## WHAT THE TASK REQUIRES
Your answer is every line of the material below in which the string "entries" occurs.

## EXTRACTED DATA
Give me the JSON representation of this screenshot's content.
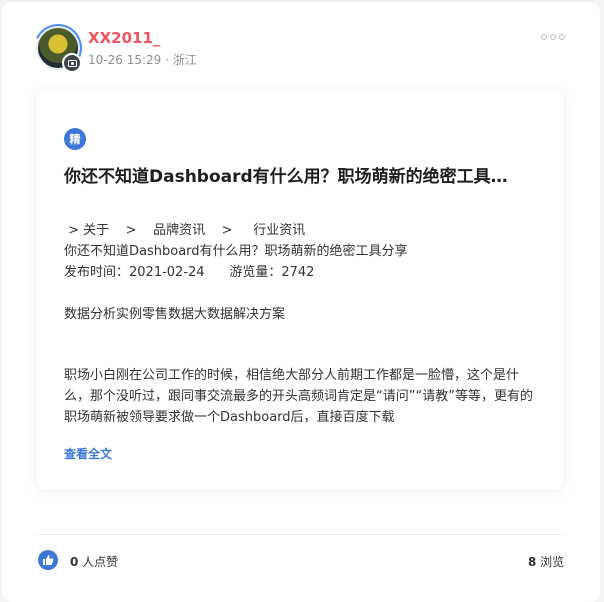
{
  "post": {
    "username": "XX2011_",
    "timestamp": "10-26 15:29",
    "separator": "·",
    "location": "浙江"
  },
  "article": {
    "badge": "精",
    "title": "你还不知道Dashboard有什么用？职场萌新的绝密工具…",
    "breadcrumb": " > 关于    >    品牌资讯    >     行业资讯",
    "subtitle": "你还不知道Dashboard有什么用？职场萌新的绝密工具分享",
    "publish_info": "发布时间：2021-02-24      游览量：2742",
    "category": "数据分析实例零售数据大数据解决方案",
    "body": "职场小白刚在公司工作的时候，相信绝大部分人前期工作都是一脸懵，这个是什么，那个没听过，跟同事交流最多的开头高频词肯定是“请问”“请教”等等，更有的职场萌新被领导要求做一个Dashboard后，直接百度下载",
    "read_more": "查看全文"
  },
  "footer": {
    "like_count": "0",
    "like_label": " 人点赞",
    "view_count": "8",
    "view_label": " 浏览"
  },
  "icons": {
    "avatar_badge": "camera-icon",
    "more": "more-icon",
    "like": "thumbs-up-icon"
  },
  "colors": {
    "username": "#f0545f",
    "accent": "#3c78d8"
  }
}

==

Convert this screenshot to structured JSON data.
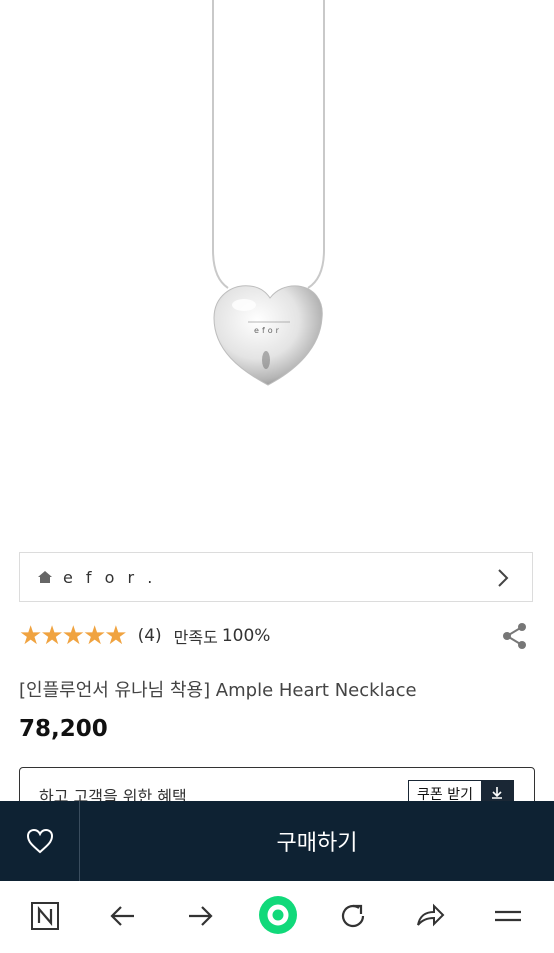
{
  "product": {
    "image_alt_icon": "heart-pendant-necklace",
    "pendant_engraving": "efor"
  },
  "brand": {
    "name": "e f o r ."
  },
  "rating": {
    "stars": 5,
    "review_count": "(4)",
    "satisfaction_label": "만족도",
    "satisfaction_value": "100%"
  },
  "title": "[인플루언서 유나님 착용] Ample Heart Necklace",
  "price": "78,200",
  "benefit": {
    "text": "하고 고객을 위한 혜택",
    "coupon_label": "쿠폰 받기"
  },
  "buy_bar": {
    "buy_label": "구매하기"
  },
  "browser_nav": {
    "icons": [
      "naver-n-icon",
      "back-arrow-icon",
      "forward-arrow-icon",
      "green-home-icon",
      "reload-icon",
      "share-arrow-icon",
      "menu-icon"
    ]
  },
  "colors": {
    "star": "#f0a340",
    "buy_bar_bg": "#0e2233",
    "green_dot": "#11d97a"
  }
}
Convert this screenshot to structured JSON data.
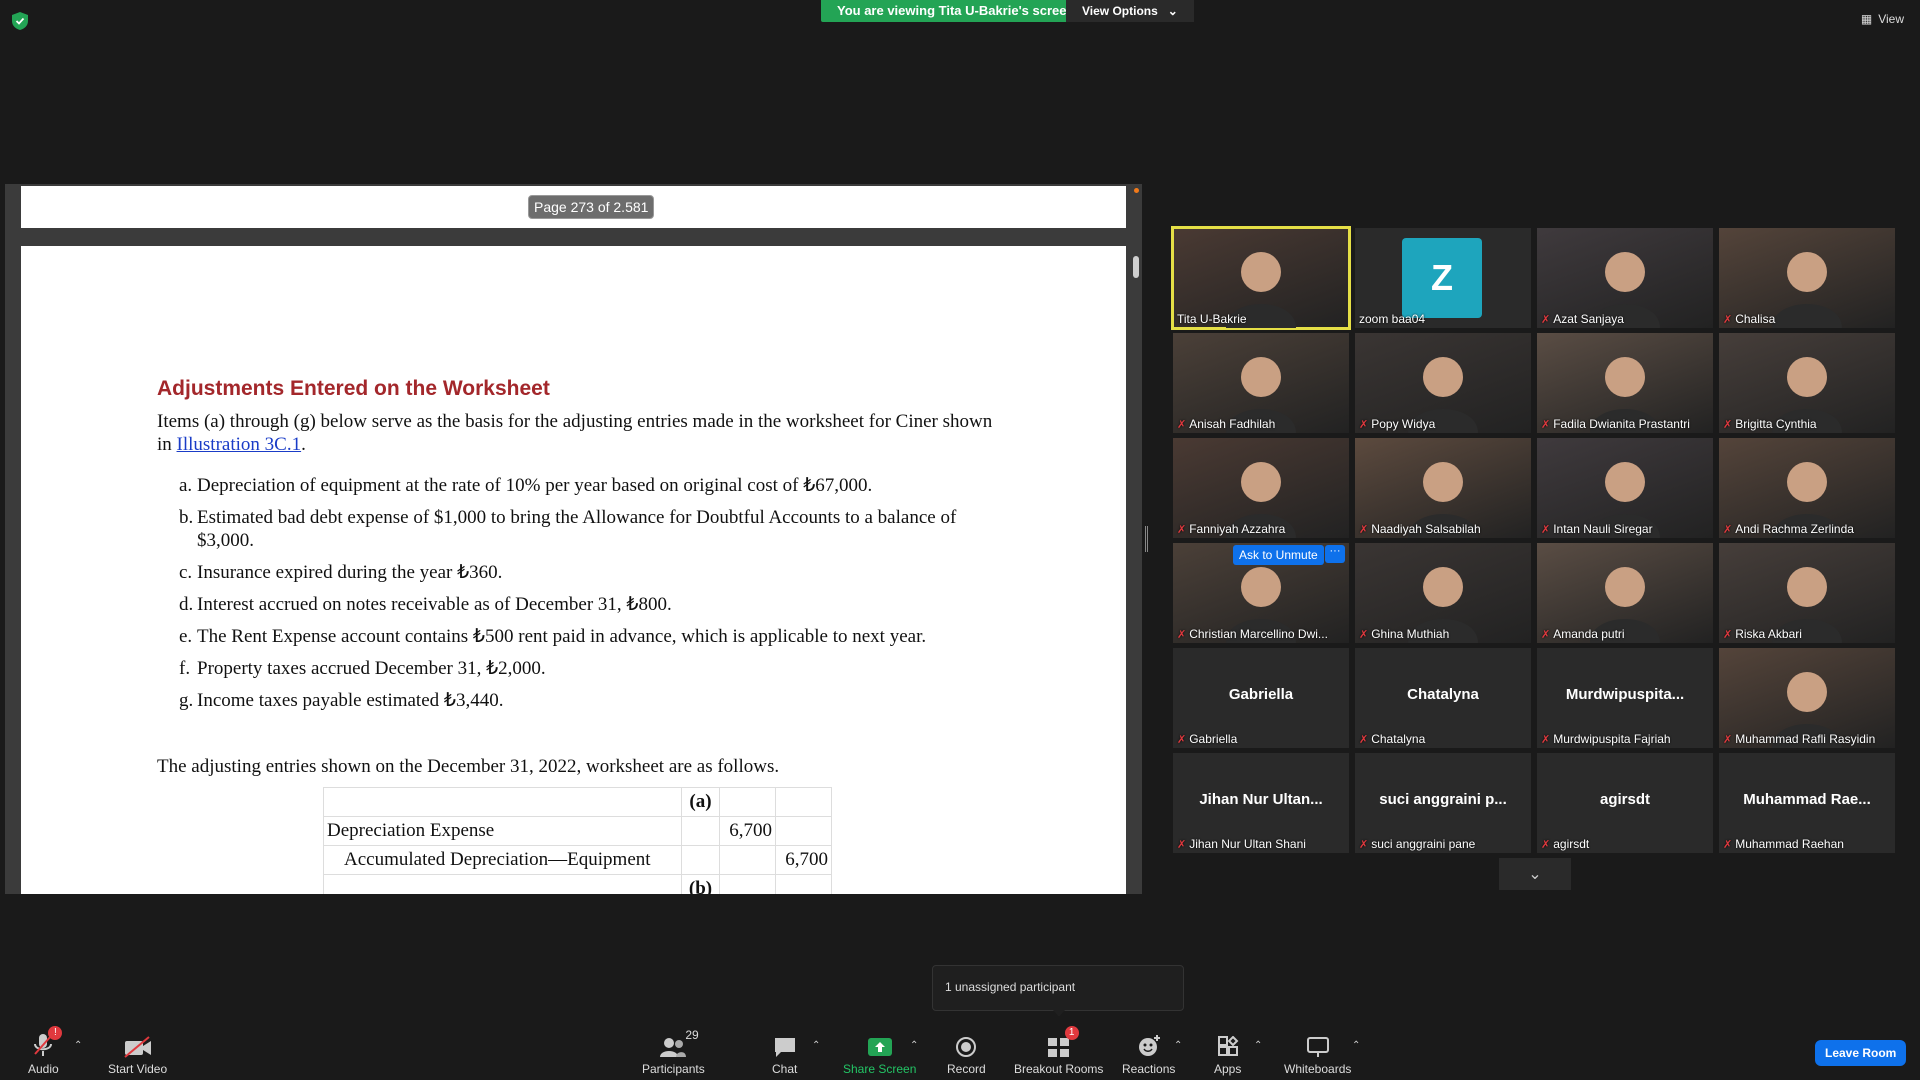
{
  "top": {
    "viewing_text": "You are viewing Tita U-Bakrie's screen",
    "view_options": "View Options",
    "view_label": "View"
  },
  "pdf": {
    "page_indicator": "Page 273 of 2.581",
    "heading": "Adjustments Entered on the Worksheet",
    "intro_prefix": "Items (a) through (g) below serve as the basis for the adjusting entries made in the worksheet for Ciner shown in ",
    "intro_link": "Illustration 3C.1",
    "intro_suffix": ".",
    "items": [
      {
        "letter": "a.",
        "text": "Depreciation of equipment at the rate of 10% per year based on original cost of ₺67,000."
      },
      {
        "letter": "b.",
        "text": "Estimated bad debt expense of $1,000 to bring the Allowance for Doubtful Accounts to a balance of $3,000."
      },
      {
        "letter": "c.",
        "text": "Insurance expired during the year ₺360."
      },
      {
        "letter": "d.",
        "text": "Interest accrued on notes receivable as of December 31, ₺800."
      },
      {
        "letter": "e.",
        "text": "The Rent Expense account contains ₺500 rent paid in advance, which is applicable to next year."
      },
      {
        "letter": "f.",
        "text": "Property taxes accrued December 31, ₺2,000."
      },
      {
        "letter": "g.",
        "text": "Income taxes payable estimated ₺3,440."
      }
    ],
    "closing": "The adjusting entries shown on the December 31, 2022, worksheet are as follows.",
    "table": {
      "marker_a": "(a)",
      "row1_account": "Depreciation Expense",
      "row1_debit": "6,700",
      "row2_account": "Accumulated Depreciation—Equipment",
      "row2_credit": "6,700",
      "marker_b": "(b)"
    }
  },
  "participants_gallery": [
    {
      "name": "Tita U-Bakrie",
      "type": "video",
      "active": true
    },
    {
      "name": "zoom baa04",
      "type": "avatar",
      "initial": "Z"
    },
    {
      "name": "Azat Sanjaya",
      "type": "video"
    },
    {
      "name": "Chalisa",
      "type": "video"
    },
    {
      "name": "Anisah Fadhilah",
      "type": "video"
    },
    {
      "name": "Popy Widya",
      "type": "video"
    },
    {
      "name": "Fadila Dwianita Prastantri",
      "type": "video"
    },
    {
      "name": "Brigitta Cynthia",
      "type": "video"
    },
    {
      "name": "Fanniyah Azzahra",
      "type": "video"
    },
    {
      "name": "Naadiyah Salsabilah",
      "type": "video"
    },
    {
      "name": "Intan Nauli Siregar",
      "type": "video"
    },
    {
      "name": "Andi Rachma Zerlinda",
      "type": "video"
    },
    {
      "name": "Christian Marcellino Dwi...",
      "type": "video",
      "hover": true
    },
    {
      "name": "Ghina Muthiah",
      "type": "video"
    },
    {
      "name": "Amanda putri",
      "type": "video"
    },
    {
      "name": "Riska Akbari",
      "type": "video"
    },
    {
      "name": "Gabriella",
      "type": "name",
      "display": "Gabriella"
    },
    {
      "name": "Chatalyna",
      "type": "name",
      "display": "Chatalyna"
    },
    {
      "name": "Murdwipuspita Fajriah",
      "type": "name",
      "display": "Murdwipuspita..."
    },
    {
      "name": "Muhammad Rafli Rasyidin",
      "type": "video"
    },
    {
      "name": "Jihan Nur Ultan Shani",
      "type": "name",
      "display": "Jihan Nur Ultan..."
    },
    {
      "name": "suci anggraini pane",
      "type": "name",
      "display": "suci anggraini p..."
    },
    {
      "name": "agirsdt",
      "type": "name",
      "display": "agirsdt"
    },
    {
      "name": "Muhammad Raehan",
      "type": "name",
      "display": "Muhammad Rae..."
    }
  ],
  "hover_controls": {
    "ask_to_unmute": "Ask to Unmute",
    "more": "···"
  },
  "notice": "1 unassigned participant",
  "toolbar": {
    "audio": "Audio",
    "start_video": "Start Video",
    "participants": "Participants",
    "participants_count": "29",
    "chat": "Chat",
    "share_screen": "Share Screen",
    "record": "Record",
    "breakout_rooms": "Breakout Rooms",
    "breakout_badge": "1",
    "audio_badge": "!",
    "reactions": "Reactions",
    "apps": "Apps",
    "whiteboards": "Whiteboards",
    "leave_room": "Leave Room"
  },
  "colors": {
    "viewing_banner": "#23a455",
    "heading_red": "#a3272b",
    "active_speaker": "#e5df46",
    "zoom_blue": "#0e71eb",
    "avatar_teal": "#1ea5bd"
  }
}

## SOLVED PROBLEM
    "intro_prefix": "Items (a) through (g) below serve as the basis for the adjusting entries made in the worksheet for Ciner shown in ",
    "closing": "The adjusting entries shown on the December 31, 2022, worksheet are as follows.",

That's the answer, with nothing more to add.